Records shown section start

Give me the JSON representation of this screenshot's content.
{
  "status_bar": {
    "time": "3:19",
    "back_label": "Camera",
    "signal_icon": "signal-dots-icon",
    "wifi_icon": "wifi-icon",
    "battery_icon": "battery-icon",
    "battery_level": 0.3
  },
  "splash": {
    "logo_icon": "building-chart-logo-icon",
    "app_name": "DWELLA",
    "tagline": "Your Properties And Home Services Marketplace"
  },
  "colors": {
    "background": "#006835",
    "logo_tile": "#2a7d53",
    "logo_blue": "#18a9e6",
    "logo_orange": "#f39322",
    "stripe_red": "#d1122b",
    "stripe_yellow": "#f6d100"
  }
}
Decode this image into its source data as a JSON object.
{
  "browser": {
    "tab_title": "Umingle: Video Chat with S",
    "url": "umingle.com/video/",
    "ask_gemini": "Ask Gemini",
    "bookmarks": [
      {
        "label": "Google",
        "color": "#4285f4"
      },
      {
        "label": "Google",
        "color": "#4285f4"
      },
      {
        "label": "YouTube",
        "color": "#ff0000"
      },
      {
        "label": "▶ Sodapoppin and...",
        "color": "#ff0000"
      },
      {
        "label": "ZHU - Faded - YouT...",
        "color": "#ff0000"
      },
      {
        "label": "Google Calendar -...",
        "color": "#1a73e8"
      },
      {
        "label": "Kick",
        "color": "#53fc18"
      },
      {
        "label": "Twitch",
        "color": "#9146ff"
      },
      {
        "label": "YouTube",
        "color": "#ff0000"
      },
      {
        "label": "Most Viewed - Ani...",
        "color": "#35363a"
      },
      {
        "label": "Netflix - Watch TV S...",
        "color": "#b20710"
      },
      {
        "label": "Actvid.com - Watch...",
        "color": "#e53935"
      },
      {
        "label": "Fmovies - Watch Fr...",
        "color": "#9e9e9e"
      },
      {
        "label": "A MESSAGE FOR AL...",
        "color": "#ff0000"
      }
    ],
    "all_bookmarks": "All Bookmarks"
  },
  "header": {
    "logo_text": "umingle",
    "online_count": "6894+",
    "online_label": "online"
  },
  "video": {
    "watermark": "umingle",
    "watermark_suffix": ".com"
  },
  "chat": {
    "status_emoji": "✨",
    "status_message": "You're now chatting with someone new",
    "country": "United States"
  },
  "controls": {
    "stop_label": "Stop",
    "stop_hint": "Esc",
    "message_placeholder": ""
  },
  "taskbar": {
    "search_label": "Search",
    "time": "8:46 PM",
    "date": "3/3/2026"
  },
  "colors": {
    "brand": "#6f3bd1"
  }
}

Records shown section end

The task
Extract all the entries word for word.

Expected answer
Give me the JSON representation of this screenshot's content.
{
  "status_bar": {
    "time": "3:19",
    "back_label": "Camera",
    "signal_icon": "signal-dots-icon",
    "wifi_icon": "wifi-icon",
    "battery_icon": "battery-icon",
    "battery_level": 0.3
  },
  "splash": {
    "logo_icon": "building-chart-logo-icon",
    "app_name": "DWELLA",
    "tagline": "Your Properties And Home Services Marketplace"
  },
  "colors": {
    "background": "#006835",
    "logo_tile": "#2a7d53",
    "logo_blue": "#18a9e6",
    "logo_orange": "#f39322",
    "stripe_red": "#d1122b",
    "stripe_yellow": "#f6d100"
  }
}
Decode this image into its source data as a JSON object.
{
  "browser": {
    "tab_title": "Umingle: Video Chat with S",
    "url": "umingle.com/video/",
    "ask_gemini": "Ask Gemini",
    "bookmarks": [
      {
        "label": "Google",
        "color": "#4285f4"
      },
      {
        "label": "Google",
        "color": "#4285f4"
      },
      {
        "label": "YouTube",
        "color": "#ff0000"
      },
      {
        "label": "▶ Sodapoppin and...",
        "color": "#ff0000"
      },
      {
        "label": "ZHU - Faded - YouT...",
        "color": "#ff0000"
      },
      {
        "label": "Google Calendar -...",
        "color": "#1a73e8"
      },
      {
        "label": "Kick",
        "color": "#53fc18"
      },
      {
        "label": "Twitch",
        "color": "#9146ff"
      },
      {
        "label": "YouTube",
        "color": "#ff0000"
      },
      {
        "label": "Most Viewed - Ani...",
        "color": "#35363a"
      },
      {
        "label": "Netflix - Watch TV S...",
        "color": "#b20710"
      },
      {
        "label": "Actvid.com - Watch...",
        "color": "#e53935"
      },
      {
        "label": "Fmovies - Watch Fr...",
        "color": "#9e9e9e"
      },
      {
        "label": "A MESSAGE FOR AL...",
        "color": "#ff0000"
      }
    ],
    "all_bookmarks": "All Bookmarks"
  },
  "header": {
    "logo_text": "umingle",
    "online_count": "6894+",
    "online_label": "online"
  },
  "video": {
    "watermark": "umingle",
    "watermark_suffix": ".com"
  },
  "chat": {
    "status_emoji": "✨",
    "status_message": "You're now chatting with someone new",
    "country": "United States"
  },
  "controls": {
    "stop_label": "Stop",
    "stop_hint": "Esc",
    "message_placeholder": ""
  },
  "taskbar": {
    "search_label": "Search",
    "time": "8:46 PM",
    "date": "3/3/2026"
  },
  "colors": {
    "brand": "#6f3bd1"
  }
}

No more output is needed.